### TASK OBJECTIVE
Extract every line from the records below that contains the word "Pilates".

[INPUT DATA]

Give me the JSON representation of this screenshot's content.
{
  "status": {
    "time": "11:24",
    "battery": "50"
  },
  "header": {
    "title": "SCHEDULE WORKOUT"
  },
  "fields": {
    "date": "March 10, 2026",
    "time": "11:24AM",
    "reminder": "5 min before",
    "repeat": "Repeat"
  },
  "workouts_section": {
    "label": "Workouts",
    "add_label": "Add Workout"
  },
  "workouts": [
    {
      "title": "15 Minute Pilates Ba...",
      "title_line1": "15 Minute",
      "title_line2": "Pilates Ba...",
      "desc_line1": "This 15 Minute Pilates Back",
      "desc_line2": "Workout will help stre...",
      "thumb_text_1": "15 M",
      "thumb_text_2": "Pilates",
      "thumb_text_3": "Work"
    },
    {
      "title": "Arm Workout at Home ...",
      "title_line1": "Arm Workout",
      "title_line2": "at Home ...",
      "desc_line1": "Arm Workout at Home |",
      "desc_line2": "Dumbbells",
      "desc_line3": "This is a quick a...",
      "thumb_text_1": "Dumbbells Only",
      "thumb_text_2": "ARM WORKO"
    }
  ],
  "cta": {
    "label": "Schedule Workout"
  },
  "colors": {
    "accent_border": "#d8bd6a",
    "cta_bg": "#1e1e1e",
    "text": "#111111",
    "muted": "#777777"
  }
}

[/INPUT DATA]

### OUTPUT OF THE EXERCISE
      "title": "15 Minute Pilates Ba...",
      "title_line2": "Pilates Ba...",
      "desc_line1": "This 15 Minute Pilates Back",
      "thumb_text_2": "Pilates",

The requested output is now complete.